[Input data — start]

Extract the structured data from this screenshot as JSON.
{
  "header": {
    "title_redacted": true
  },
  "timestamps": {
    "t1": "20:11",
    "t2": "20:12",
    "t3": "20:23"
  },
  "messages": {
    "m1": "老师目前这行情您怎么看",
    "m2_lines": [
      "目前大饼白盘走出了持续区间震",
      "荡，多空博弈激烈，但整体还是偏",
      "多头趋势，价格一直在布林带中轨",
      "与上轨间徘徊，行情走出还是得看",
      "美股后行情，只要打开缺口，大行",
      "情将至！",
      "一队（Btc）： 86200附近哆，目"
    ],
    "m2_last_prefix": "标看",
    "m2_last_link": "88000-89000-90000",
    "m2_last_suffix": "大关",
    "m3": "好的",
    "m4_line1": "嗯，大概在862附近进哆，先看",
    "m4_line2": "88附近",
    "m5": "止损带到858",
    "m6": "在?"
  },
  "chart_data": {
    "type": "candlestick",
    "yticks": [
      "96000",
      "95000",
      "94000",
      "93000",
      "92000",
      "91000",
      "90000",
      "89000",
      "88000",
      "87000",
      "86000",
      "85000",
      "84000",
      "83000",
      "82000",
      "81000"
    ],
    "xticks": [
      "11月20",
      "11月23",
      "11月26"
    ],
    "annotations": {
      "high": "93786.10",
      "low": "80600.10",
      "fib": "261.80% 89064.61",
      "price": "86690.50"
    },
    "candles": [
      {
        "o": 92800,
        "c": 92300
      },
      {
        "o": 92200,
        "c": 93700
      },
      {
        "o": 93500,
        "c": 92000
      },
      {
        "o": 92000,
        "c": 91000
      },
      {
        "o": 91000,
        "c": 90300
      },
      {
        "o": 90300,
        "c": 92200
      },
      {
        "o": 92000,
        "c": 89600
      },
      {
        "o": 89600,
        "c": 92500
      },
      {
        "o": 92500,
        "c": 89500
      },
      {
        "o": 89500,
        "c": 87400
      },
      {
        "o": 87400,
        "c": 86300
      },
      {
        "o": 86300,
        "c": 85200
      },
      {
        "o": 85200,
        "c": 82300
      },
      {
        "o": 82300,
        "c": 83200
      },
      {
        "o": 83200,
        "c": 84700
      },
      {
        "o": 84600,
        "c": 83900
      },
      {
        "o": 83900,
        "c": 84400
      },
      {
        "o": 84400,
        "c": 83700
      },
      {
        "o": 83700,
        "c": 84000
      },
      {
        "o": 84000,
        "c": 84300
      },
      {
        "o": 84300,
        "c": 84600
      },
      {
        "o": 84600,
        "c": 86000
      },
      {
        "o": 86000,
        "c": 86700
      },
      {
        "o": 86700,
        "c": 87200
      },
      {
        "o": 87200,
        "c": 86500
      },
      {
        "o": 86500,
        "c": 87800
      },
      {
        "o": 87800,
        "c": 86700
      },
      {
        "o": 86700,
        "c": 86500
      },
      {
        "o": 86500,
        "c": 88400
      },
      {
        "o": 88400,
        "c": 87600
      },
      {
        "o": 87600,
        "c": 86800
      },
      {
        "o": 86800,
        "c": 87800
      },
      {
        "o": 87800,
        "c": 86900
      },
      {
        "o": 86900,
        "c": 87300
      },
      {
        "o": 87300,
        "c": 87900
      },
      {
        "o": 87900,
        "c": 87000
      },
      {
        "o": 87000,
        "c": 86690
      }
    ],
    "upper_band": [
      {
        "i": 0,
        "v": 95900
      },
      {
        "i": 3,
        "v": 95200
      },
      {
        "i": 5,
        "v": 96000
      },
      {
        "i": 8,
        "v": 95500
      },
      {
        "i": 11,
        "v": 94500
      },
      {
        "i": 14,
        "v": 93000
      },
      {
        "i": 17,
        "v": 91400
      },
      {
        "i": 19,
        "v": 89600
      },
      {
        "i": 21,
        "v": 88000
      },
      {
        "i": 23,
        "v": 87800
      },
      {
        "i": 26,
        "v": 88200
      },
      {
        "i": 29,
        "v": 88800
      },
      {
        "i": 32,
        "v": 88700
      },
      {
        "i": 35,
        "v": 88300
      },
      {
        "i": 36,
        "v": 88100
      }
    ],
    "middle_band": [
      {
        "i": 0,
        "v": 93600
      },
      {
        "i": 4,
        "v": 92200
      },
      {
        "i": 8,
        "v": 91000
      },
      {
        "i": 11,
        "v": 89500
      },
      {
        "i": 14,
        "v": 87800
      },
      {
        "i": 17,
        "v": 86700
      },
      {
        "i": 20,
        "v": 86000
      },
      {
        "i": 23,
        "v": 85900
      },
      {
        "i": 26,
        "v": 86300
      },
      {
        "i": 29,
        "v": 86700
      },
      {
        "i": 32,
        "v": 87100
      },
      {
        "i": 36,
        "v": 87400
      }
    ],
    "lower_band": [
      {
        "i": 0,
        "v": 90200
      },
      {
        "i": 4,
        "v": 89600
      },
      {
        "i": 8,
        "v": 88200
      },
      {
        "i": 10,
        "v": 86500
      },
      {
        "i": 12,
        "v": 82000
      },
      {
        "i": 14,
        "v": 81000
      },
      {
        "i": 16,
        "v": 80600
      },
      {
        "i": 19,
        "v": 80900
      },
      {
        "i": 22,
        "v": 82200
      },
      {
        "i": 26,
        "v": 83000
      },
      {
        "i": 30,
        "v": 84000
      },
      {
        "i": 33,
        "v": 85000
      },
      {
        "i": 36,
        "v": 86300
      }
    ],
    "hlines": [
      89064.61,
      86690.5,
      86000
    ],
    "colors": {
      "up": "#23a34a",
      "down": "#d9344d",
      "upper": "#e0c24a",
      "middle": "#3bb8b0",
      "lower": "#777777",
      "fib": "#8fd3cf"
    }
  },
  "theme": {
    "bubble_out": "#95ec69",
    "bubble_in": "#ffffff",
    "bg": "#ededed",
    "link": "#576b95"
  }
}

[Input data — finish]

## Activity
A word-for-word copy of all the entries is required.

## Response to this task
Extract the structured data from this screenshot as JSON.
{
  "header": {
    "title_redacted": true
  },
  "timestamps": {
    "t1": "20:11",
    "t2": "20:12",
    "t3": "20:23"
  },
  "messages": {
    "m1": "老师目前这行情您怎么看",
    "m2_lines": [
      "目前大饼白盘走出了持续区间震",
      "荡，多空博弈激烈，但整体还是偏",
      "多头趋势，价格一直在布林带中轨",
      "与上轨间徘徊，行情走出还是得看",
      "美股后行情，只要打开缺口，大行",
      "情将至！",
      "一队（Btc）： 86200附近哆，目"
    ],
    "m2_last_prefix": "标看",
    "m2_last_link": "88000-89000-90000",
    "m2_last_suffix": "大关",
    "m3": "好的",
    "m4_line1": "嗯，大概在862附近进哆，先看",
    "m4_line2": "88附近",
    "m5": "止损带到858",
    "m6": "在?"
  },
  "chart_data": {
    "type": "candlestick",
    "yticks": [
      "96000",
      "95000",
      "94000",
      "93000",
      "92000",
      "91000",
      "90000",
      "89000",
      "88000",
      "87000",
      "86000",
      "85000",
      "84000",
      "83000",
      "82000",
      "81000"
    ],
    "xticks": [
      "11月20",
      "11月23",
      "11月26"
    ],
    "annotations": {
      "high": "93786.10",
      "low": "80600.10",
      "fib": "261.80% 89064.61",
      "price": "86690.50"
    },
    "candles": [
      {
        "o": 92800,
        "c": 92300
      },
      {
        "o": 92200,
        "c": 93700
      },
      {
        "o": 93500,
        "c": 92000
      },
      {
        "o": 92000,
        "c": 91000
      },
      {
        "o": 91000,
        "c": 90300
      },
      {
        "o": 90300,
        "c": 92200
      },
      {
        "o": 92000,
        "c": 89600
      },
      {
        "o": 89600,
        "c": 92500
      },
      {
        "o": 92500,
        "c": 89500
      },
      {
        "o": 89500,
        "c": 87400
      },
      {
        "o": 87400,
        "c": 86300
      },
      {
        "o": 86300,
        "c": 85200
      },
      {
        "o": 85200,
        "c": 82300
      },
      {
        "o": 82300,
        "c": 83200
      },
      {
        "o": 83200,
        "c": 84700
      },
      {
        "o": 84600,
        "c": 83900
      },
      {
        "o": 83900,
        "c": 84400
      },
      {
        "o": 84400,
        "c": 83700
      },
      {
        "o": 83700,
        "c": 84000
      },
      {
        "o": 84000,
        "c": 84300
      },
      {
        "o": 84300,
        "c": 84600
      },
      {
        "o": 84600,
        "c": 86000
      },
      {
        "o": 86000,
        "c": 86700
      },
      {
        "o": 86700,
        "c": 87200
      },
      {
        "o": 87200,
        "c": 86500
      },
      {
        "o": 86500,
        "c": 87800
      },
      {
        "o": 87800,
        "c": 86700
      },
      {
        "o": 86700,
        "c": 86500
      },
      {
        "o": 86500,
        "c": 88400
      },
      {
        "o": 88400,
        "c": 87600
      },
      {
        "o": 87600,
        "c": 86800
      },
      {
        "o": 86800,
        "c": 87800
      },
      {
        "o": 87800,
        "c": 86900
      },
      {
        "o": 86900,
        "c": 87300
      },
      {
        "o": 87300,
        "c": 87900
      },
      {
        "o": 87900,
        "c": 87000
      },
      {
        "o": 87000,
        "c": 86690
      }
    ],
    "upper_band": [
      {
        "i": 0,
        "v": 95900
      },
      {
        "i": 3,
        "v": 95200
      },
      {
        "i": 5,
        "v": 96000
      },
      {
        "i": 8,
        "v": 95500
      },
      {
        "i": 11,
        "v": 94500
      },
      {
        "i": 14,
        "v": 93000
      },
      {
        "i": 17,
        "v": 91400
      },
      {
        "i": 19,
        "v": 89600
      },
      {
        "i": 21,
        "v": 88000
      },
      {
        "i": 23,
        "v": 87800
      },
      {
        "i": 26,
        "v": 88200
      },
      {
        "i": 29,
        "v": 88800
      },
      {
        "i": 32,
        "v": 88700
      },
      {
        "i": 35,
        "v": 88300
      },
      {
        "i": 36,
        "v": 88100
      }
    ],
    "middle_band": [
      {
        "i": 0,
        "v": 93600
      },
      {
        "i": 4,
        "v": 92200
      },
      {
        "i": 8,
        "v": 91000
      },
      {
        "i": 11,
        "v": 89500
      },
      {
        "i": 14,
        "v": 87800
      },
      {
        "i": 17,
        "v": 86700
      },
      {
        "i": 20,
        "v": 86000
      },
      {
        "i": 23,
        "v": 85900
      },
      {
        "i": 26,
        "v": 86300
      },
      {
        "i": 29,
        "v": 86700
      },
      {
        "i": 32,
        "v": 87100
      },
      {
        "i": 36,
        "v": 87400
      }
    ],
    "lower_band": [
      {
        "i": 0,
        "v": 90200
      },
      {
        "i": 4,
        "v": 89600
      },
      {
        "i": 8,
        "v": 88200
      },
      {
        "i": 10,
        "v": 86500
      },
      {
        "i": 12,
        "v": 82000
      },
      {
        "i": 14,
        "v": 81000
      },
      {
        "i": 16,
        "v": 80600
      },
      {
        "i": 19,
        "v": 80900
      },
      {
        "i": 22,
        "v": 82200
      },
      {
        "i": 26,
        "v": 83000
      },
      {
        "i": 30,
        "v": 84000
      },
      {
        "i": 33,
        "v": 85000
      },
      {
        "i": 36,
        "v": 86300
      }
    ],
    "hlines": [
      89064.61,
      86690.5,
      86000
    ],
    "colors": {
      "up": "#23a34a",
      "down": "#d9344d",
      "upper": "#e0c24a",
      "middle": "#3bb8b0",
      "lower": "#777777",
      "fib": "#8fd3cf"
    }
  },
  "theme": {
    "bubble_out": "#95ec69",
    "bubble_in": "#ffffff",
    "bg": "#ededed",
    "link": "#576b95"
  }
}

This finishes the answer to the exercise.